To remove or clean your skate bearings, there is another, similar process. Remove the axle nut from your trucks and take the wheel off the axle. Now, place your skateboard on its side. You will now use the truck axle without a wheel or nut as a lever. Place the skate wheel with bearings inside just over the axle so that the tip of the axle is inside of just one bearing. You will now press the wheel to one side and effectively “peel” the bearing out of the wheel using leverage from the axle. Once the bearing is out, you can clean it or replace them.

Cleaning and maintenance will help your skate bearings roll faster and longer!

Before we start, remember that skateboard bearings should not come into contact with any water.
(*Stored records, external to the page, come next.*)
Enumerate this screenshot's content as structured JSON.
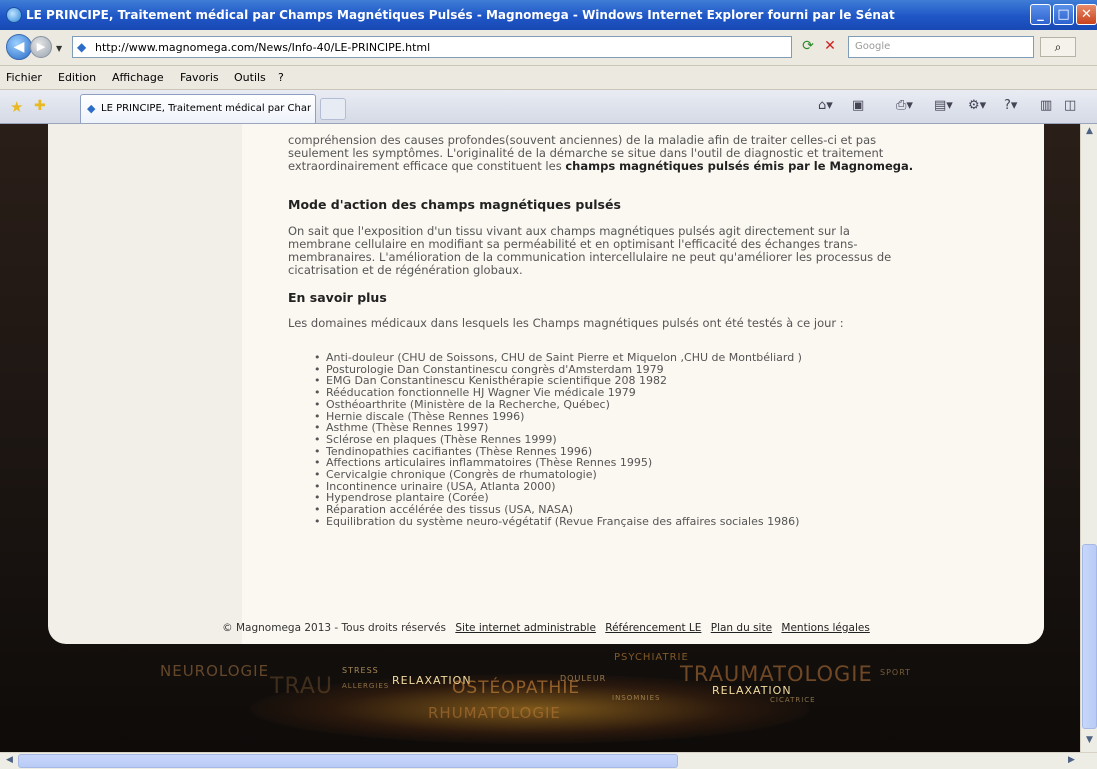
{
  "window": {
    "title": "LE PRINCIPE, Traitement médical par Champs Magnétiques Pulsés - Magnomega - Windows Internet Explorer fourni par le Sénat",
    "minimize_icon": "minimize-icon",
    "maximize_icon": "maximize-icon",
    "close_icon": "close-icon"
  },
  "address": {
    "url": "http://www.magnomega.com/News/Info-40/LE-PRINCIPE.html",
    "search_placeholder": "Google"
  },
  "menu": [
    "Fichier",
    "Edition",
    "Affichage",
    "Favoris",
    "Outils",
    "?"
  ],
  "tab": {
    "label": "LE PRINCIPE, Traitement médical par Champs Magnéti..."
  },
  "content": {
    "intro_lines": [
      "compréhension des causes profondes(souvent anciennes) de la maladie afin de traiter celles-ci et pas",
      "seulement les symptômes. L'originalité de la démarche se situe dans l'outil de diagnostic et traitement"
    ],
    "intro_last_plain": "extraordinairement efficace que constituent les ",
    "intro_last_bold": "champs magnétiques pulsés émis par le Magnomega.",
    "heading_mode": "Mode d'action des champs magnétiques pulsés",
    "mode_lines": [
      "On sait que l'exposition d'un tissu vivant aux champs magnétiques pulsés agit directement sur la",
      "membrane cellulaire en modifiant sa perméabilité et en optimisant l'efficacité des échanges trans-",
      "membranaires. L'amélioration de la communication intercellulaire ne peut qu'améliorer les processus de",
      "cicatrisation et de régénération globaux."
    ],
    "heading_more": "En savoir plus",
    "more_intro": "Les domaines médicaux dans lesquels les Champs magnétiques pulsés ont été testés à ce jour :",
    "domains": [
      "Anti-douleur (CHU de Soissons, CHU de Saint Pierre et Miquelon ,CHU de Montbéliard )",
      "Posturologie Dan Constantinescu congrès d'Amsterdam 1979",
      "EMG Dan Constantinescu Kenisthérapie scientifique 208 1982",
      "Rééducation fonctionnelle HJ Wagner Vie médicale 1979",
      "Osthéoarthrite (Ministère de la Recherche, Québec)",
      "Hernie discale (Thèse Rennes 1996)",
      "Asthme (Thèse Rennes 1997)",
      "Sclérose en plaques (Thèse Rennes 1999)",
      "Tendinopathies cacifiantes (Thèse Rennes 1996)",
      "Affections articulaires inflammatoires  (Thèse Rennes 1995)",
      "Cervicalgie chronique (Congrès de rhumatologie)",
      "Incontinence urinaire (USA, Atlanta 2000)",
      "Hypendrose plantaire (Corée)",
      "Réparation accélérée des tissus (USA, NASA)",
      "Equilibration du système neuro-végétatif (Revue Française des affaires sociales 1986)"
    ]
  },
  "footer": {
    "copyright": "© Magnomega 2013 - Tous droits réservés",
    "links": [
      "Site internet administrable",
      "Référencement LE",
      "Plan du site",
      "Mentions légales"
    ]
  },
  "banner": {
    "words": [
      "NEUROLOGIE",
      "TRAU",
      "STRESS",
      "RELAXATION",
      "OSTÉOPATHIE",
      "PSYCHIATRIE",
      "TRAUMATOLOGIE",
      "RELAXATION",
      "RHUMATOLOGIE",
      "ALLERGIES",
      "SPORT",
      "INSOMNIES",
      "DOULEUR",
      "CICATRICE"
    ]
  },
  "colors": {
    "title_bar": "#1f56c6",
    "page_bg": "#fbf8f1",
    "banner_bg": "#1a1411",
    "banner_accent": "#d7962b"
  }
}
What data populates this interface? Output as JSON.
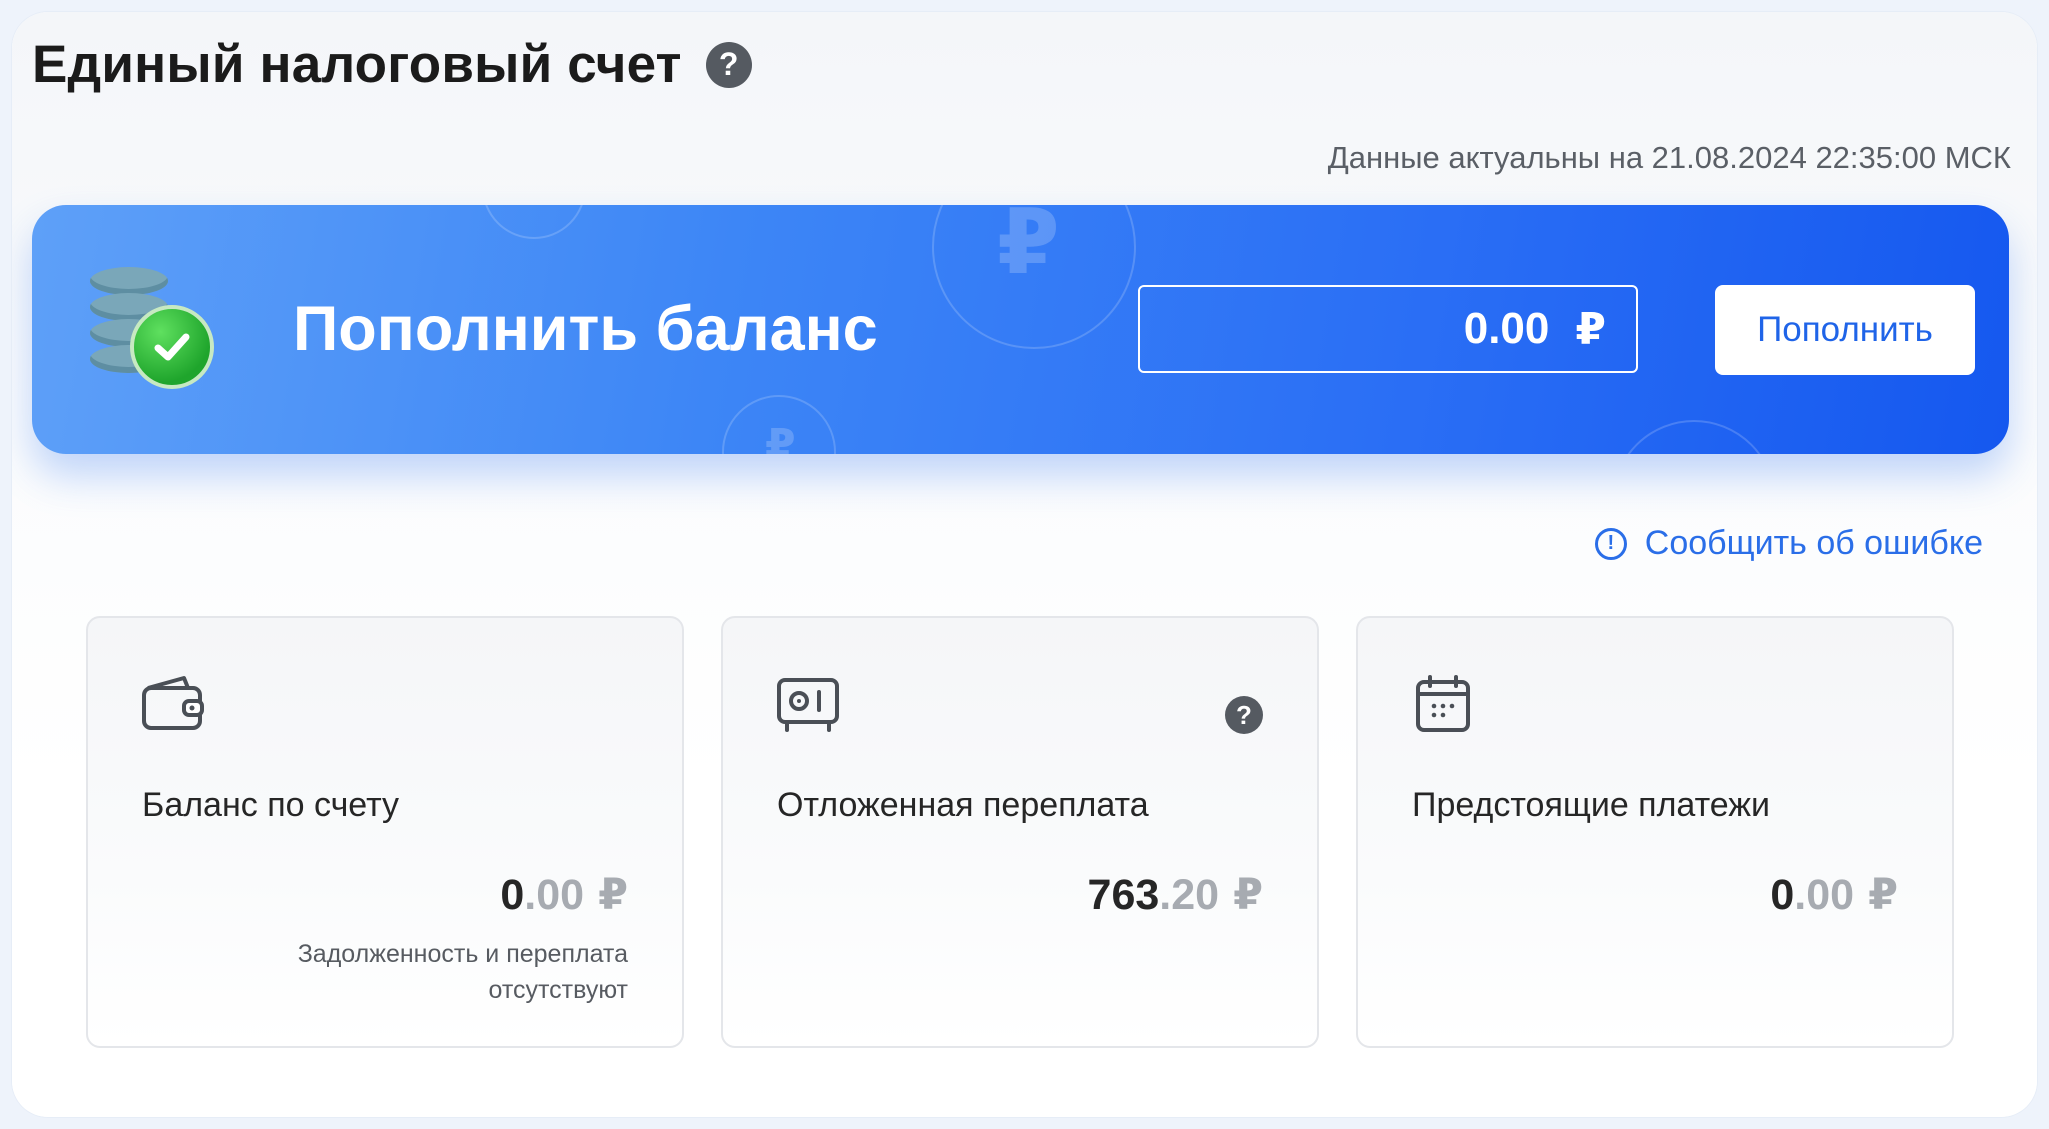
{
  "header": {
    "title": "Единый налоговый счет",
    "help_symbol": "?",
    "updated": "Данные актуальны на 21.08.2024 22:35:00 МСК"
  },
  "banner": {
    "title": "Пополнить баланс",
    "amount": "0.00",
    "currency": "₽",
    "button_label": "Пополнить",
    "coin_icon": "coin-stack-check-icon"
  },
  "report": {
    "label": "Сообщить об ошибке",
    "icon": "info-circle-icon"
  },
  "cards": [
    {
      "icon": "wallet-icon",
      "label": "Баланс по счету",
      "amount_int": "0",
      "amount_frac": ".00",
      "currency": "₽",
      "note": "Задолженность и переплата отсутствуют"
    },
    {
      "icon": "safe-icon",
      "label": "Отложенная переплата",
      "amount_int": "763",
      "amount_frac": ".20",
      "currency": "₽",
      "help_symbol": "?"
    },
    {
      "icon": "calendar-icon",
      "label": "Предстоящие платежи",
      "amount_int": "0",
      "amount_frac": ".00",
      "currency": "₽"
    }
  ],
  "colors": {
    "banner_start": "#5ea0f8",
    "banner_end": "#1558ef",
    "link": "#2a6ee8",
    "check": "#1fa52c"
  }
}
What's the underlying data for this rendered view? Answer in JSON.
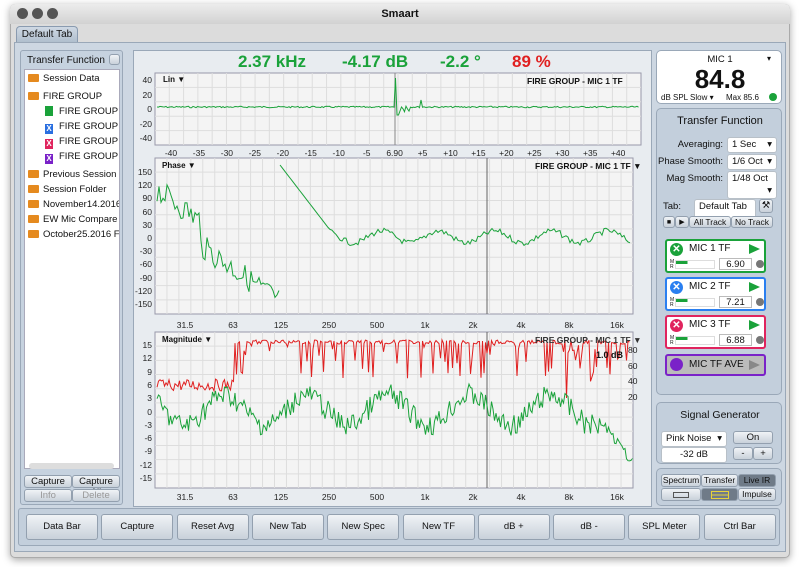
{
  "window": {
    "title": "Smaart",
    "tab": "Default Tab"
  },
  "left": {
    "title": "Transfer Function",
    "items": [
      {
        "label": "Session Data",
        "type": "folder"
      },
      {
        "label": "FIRE GROUP",
        "type": "folder"
      },
      {
        "label": "FIRE GROUP -",
        "type": "file",
        "color": "#1aa23a",
        "glyph": ""
      },
      {
        "label": "FIRE GROUP -",
        "type": "file",
        "color": "#2a6fe0",
        "glyph": "X"
      },
      {
        "label": "FIRE GROUP -",
        "type": "file",
        "color": "#e0245e",
        "glyph": "X"
      },
      {
        "label": "FIRE GROUP -",
        "type": "file",
        "color": "#7a22c8",
        "glyph": "X"
      },
      {
        "label": "Previous Session F",
        "type": "folder"
      },
      {
        "label": "Session Folder",
        "type": "folder"
      },
      {
        "label": "November14.2016",
        "type": "folder"
      },
      {
        "label": "EW Mic Compare",
        "type": "folder"
      },
      {
        "label": "October25.2016 F",
        "type": "folder"
      }
    ],
    "capture": "Capture",
    "capture_all": "Capture All",
    "info": "Info",
    "delete": "Delete"
  },
  "readouts": {
    "freq": "2.37 kHz",
    "mag": "-4.17 dB",
    "phase": "-2.2 °",
    "coherence": "89 %"
  },
  "lin": {
    "label": "Lin",
    "title": "FIRE GROUP - MIC 1 TF",
    "yticks": [
      "40",
      "20",
      "0",
      "-20",
      "-40"
    ],
    "xticks": [
      "-40",
      "-35",
      "-30",
      "-25",
      "-20",
      "-15",
      "-10",
      "-5",
      "6.90",
      "+5",
      "+10",
      "+15",
      "+20",
      "+25",
      "+30",
      "+35",
      "+40"
    ]
  },
  "phase": {
    "label": "Phase",
    "title": "FIRE GROUP - MIC 1 TF",
    "yticks": [
      "150",
      "120",
      "90",
      "60",
      "30",
      "0",
      "-30",
      "-60",
      "-90",
      "-120",
      "-150"
    ]
  },
  "magnitude": {
    "label": "Magnitude",
    "title": "FIRE GROUP - MIC 1 TF",
    "scale": "1.0 dB",
    "yticks": [
      "15",
      "12",
      "9",
      "6",
      "3",
      "0",
      "-3",
      "-6",
      "-9",
      "-12",
      "-15"
    ],
    "yticks_right": [
      "80",
      "60",
      "40",
      "20"
    ]
  },
  "freq_ticks": [
    "31.5",
    "63",
    "125",
    "250",
    "500",
    "1k",
    "2k",
    "4k",
    "8k",
    "16k"
  ],
  "spl": {
    "mic": "MIC 1",
    "value": "84.8",
    "mode": "dB SPL Slow",
    "max_label": "Max",
    "max": "85.6"
  },
  "tf": {
    "title": "Transfer Function",
    "averaging_label": "Averaging:",
    "averaging": "1 Sec",
    "phase_smooth_label": "Phase Smooth:",
    "phase_smooth": "1/6 Oct",
    "mag_smooth_label": "Mag Smooth:",
    "mag_smooth": "1/48 Oct",
    "tab_label": "Tab:",
    "tab": "Default Tab",
    "all_track": "All Track",
    "no_track": "No Track",
    "mics": [
      {
        "name": "MIC 1 TF",
        "delay": "6.90",
        "color": "#1aa23a"
      },
      {
        "name": "MIC 2 TF",
        "delay": "7.21",
        "color": "#2a7ff0"
      },
      {
        "name": "MIC 3 TF",
        "delay": "6.88",
        "color": "#e0245e"
      }
    ],
    "ave": {
      "name": "MIC TF AVE",
      "color": "#7a22c8"
    }
  },
  "siggen": {
    "title": "Signal Generator",
    "signal": "Pink Noise",
    "on": "On",
    "level": "-32 dB",
    "minus": "-",
    "plus": "+"
  },
  "modes": {
    "spectrum": "Spectrum",
    "transfer": "Transfer",
    "live_ir": "Live IR",
    "impulse": "Impulse"
  },
  "bottom": [
    "Data Bar",
    "Capture",
    "Reset Avg",
    "New Tab",
    "New Spec",
    "New TF",
    "dB +",
    "dB -",
    "SPL Meter",
    "Ctrl Bar"
  ]
}
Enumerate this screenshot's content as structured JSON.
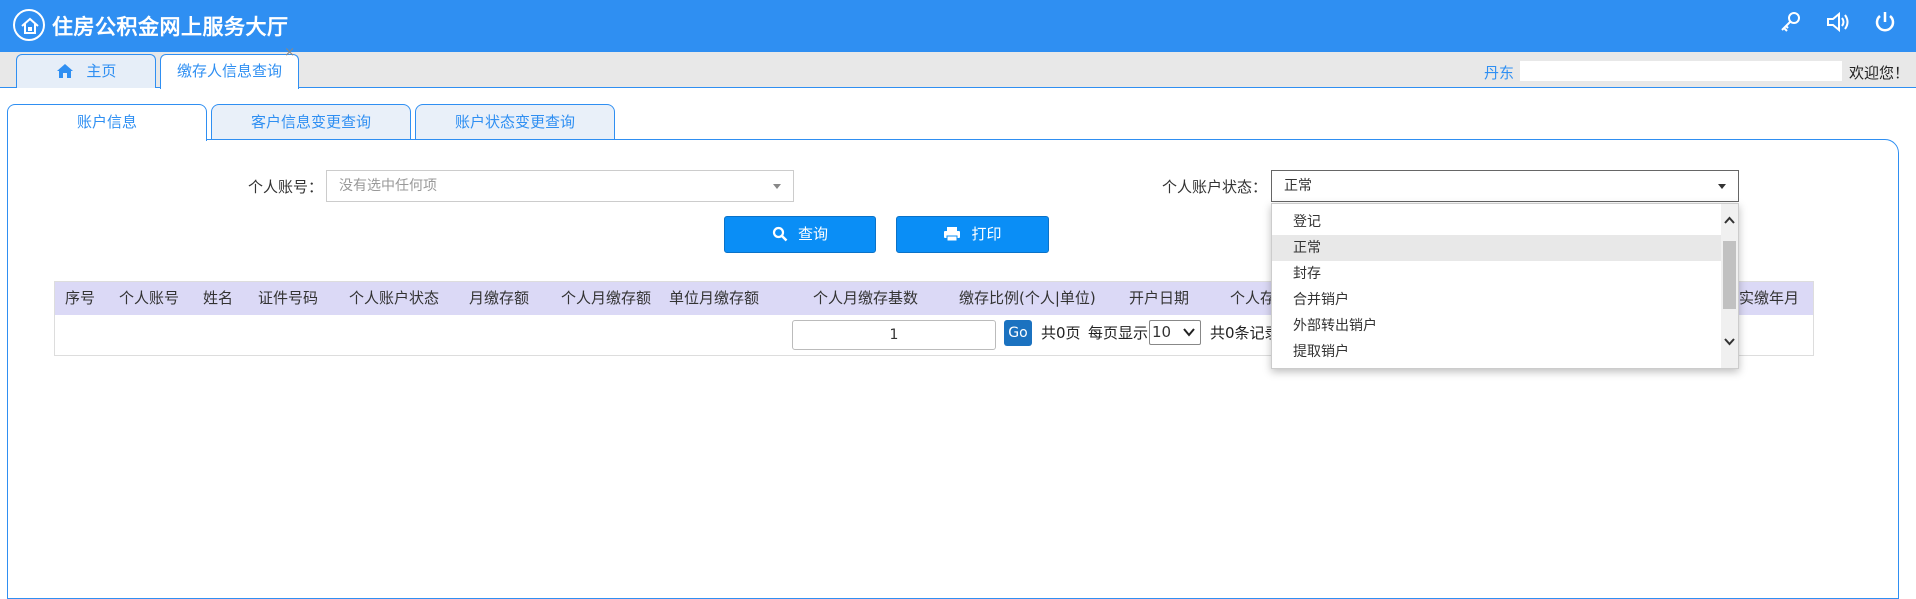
{
  "header": {
    "title": "住房公积金网上服务大厅",
    "icons": [
      "key-icon",
      "volume-icon",
      "power-icon"
    ]
  },
  "top_tabs": [
    {
      "label": "主页"
    },
    {
      "label": "缴存人信息查询",
      "close": "×"
    }
  ],
  "user_bar": {
    "region": "丹东",
    "welcome": "欢迎您！"
  },
  "sub_tabs": [
    {
      "label": "账户信息"
    },
    {
      "label": "客户信息变更查询"
    },
    {
      "label": "账户状态变更查询"
    }
  ],
  "filters": {
    "account_label": "个人账号：",
    "account_placeholder": "没有选中任何项",
    "status_label": "个人账户状态：",
    "status_value": "正常"
  },
  "buttons": {
    "query": "查询",
    "print": "打印"
  },
  "table": {
    "columns": [
      "序号",
      "个人账号",
      "姓名",
      "证件号码",
      "个人账户状态",
      "月缴存额",
      "个人月缴存额",
      "单位月缴存额",
      "个人月缴存基数",
      "缴存比例(个人|单位)",
      "开户日期",
      "个人存",
      "实缴年月"
    ]
  },
  "pager": {
    "page_value": "1",
    "go": "Go",
    "total_pages": "共0页",
    "per_page_label": "每页显示",
    "page_size": "10",
    "total_records": "共0条记录"
  },
  "status_dropdown": {
    "options": [
      "登记",
      "正常",
      "封存",
      "合并销户",
      "外部转出销户",
      "提取销户"
    ],
    "hovered": "正常"
  },
  "colors": {
    "primary": "#2f8ff2",
    "button": "#0a8ef6",
    "table_header": "#dbd9f6"
  }
}
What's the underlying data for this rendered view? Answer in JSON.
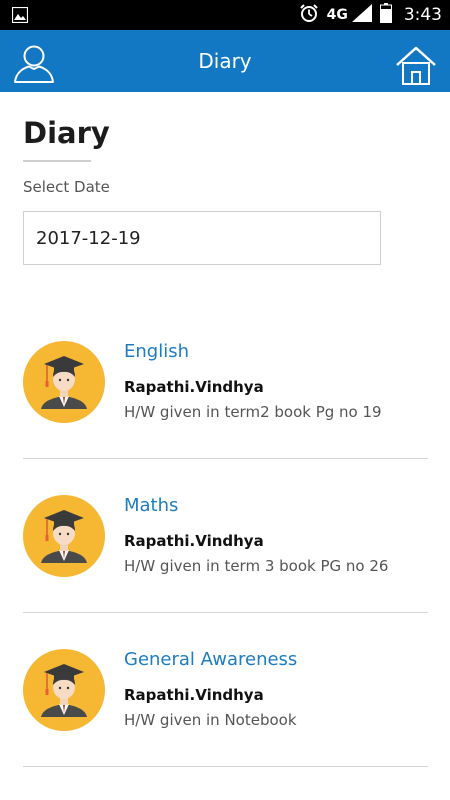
{
  "status_bar": {
    "network": "4G",
    "time": "3:43",
    "icons": [
      "image-icon",
      "alarm-icon",
      "signal-icon",
      "battery-icon"
    ]
  },
  "app_bar": {
    "title": "Diary",
    "background": "#1378c3",
    "left_icon": "profile-icon",
    "right_icon": "home-icon"
  },
  "page": {
    "title": "Diary",
    "date_label": "Select Date",
    "date_value": "2017-12-19"
  },
  "entries": [
    {
      "subject": "English",
      "teacher": "Rapathi.Vindhya",
      "description": "H/W given in term2 book Pg no 19",
      "avatar": "graduate-avatar-icon"
    },
    {
      "subject": "Maths",
      "teacher": "Rapathi.Vindhya",
      "description": "H/W given in term 3 book PG no 26",
      "avatar": "graduate-avatar-icon"
    },
    {
      "subject": "General Awareness",
      "teacher": "Rapathi.Vindhya",
      "description": "H/W given in Notebook",
      "avatar": "graduate-avatar-icon"
    }
  ],
  "colors": {
    "accent": "#1378c3",
    "subject_text": "#1e7cc0",
    "avatar_bg": "#f6b732"
  }
}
Cleaning your bearings will result in faster bearings that last significantly longer than if they are never cleaned. After cleaning, you must apply a skateboard bearing lubricant to bring the bearings back to their original state like they came from the factory. Once all your bearings have been removed from your wheels, you can begin the cleaning process.
Begin by carefully removing the outer shield of your bearings, making sure not to bend the shield. Some bearings may have shields on both sides of the bearing. This is best done by placing a needle under the shield and prying it up. Now, the inner balls should be visible and the bearing can now be cleaned. Fill a container with a non-water-based solvent such as acetone or carburetor cleaner. Place the bearings in the solvent and move them around, flushing and dissolving the dirt out of the bearings. Bones Bearings also makes a “bearing cleaning unit” that will make this process faster. In addition, the shields of your bearings should be cleaned too. If you shields are made of plastic/rubber, this is the only part of your bearing that can be cleaned with soap and water, just be sure to dry them at the end. After removing the bearings from the solvent and drying them, you must apply skateboard bearing lubricant. Apply 2-3 drops of lubricant to each bearing but do not apply too much lubricant or it will attract dirt while skating. Press the shields back onto each bearing and reassemble them into your wheels. Done!
Not every lubricant is suitable for skateboard bearings. Some oils such as vegetable or motor oil will even attract dirt to your bearings. Therefore, you must use skateboard bearing lubricant as it features a specific viscosity for skateboard ball bearings. Bones Bearings “Speed Cream”, Bronson “High Speed Ceramic Oil” or Titus “Titus x Ravenol Bearing Fluid” are all suitable options for skateboard bearings.